(Beginning of Records supplied)

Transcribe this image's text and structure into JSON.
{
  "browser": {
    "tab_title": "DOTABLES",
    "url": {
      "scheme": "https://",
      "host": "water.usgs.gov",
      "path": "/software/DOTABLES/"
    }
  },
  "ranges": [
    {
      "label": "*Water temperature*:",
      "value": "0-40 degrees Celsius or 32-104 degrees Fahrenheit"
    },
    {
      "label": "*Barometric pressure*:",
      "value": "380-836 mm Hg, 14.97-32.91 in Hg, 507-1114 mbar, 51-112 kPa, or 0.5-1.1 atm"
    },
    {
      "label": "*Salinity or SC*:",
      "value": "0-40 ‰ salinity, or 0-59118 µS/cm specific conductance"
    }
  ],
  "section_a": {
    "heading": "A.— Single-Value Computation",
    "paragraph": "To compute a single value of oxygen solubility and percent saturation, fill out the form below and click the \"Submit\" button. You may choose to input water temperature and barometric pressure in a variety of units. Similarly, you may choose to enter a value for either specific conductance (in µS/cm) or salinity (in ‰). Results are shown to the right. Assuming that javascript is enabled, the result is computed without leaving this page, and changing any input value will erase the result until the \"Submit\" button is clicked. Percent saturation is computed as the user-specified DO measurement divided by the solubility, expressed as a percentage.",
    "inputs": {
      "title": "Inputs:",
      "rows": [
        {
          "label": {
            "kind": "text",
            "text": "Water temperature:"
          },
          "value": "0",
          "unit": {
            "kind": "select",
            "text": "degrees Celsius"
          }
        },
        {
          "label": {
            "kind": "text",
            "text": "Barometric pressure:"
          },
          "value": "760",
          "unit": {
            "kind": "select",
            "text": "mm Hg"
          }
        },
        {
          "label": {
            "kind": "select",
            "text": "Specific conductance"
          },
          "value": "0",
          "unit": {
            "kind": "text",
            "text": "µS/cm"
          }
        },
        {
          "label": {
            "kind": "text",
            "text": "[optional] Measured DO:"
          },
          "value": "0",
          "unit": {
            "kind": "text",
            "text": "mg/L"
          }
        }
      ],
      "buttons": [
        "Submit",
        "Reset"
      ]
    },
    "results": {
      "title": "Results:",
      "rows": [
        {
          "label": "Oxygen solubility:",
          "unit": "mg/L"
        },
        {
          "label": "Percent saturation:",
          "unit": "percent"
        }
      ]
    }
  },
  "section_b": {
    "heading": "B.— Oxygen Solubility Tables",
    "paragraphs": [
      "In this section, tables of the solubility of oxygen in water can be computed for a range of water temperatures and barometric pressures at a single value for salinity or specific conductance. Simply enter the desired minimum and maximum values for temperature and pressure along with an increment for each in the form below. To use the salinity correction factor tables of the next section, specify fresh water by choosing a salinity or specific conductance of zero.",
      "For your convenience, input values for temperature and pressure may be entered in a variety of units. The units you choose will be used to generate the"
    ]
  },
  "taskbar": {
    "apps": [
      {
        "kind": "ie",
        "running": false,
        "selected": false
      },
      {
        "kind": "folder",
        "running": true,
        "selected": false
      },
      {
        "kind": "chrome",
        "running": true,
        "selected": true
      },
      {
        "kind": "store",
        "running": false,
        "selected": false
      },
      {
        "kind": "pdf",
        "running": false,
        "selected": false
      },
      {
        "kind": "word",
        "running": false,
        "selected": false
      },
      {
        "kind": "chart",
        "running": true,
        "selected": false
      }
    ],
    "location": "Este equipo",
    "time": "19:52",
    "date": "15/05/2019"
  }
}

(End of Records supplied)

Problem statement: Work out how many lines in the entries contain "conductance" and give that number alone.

Task response: 4